● Records for the task

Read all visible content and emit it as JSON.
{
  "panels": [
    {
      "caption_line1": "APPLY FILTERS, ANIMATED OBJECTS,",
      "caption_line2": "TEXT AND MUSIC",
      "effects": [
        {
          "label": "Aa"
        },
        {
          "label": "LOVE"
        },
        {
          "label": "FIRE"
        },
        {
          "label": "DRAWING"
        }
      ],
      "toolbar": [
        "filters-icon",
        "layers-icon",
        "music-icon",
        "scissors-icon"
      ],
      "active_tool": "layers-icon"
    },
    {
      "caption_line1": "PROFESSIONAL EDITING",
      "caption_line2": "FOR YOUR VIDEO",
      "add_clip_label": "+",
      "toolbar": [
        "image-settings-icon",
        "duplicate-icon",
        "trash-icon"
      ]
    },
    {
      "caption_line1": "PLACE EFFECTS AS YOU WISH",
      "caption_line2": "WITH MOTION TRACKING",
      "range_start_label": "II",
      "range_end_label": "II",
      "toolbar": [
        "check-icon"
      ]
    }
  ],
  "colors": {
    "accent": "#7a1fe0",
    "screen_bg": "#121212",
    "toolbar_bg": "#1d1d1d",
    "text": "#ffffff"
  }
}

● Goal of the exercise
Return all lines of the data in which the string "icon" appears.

● Solution to the exercise
        "filters-icon",
        "layers-icon",
        "music-icon",
        "scissors-icon"
      "active_tool": "layers-icon"
        "image-settings-icon",
        "duplicate-icon",
        "trash-icon"
        "check-icon"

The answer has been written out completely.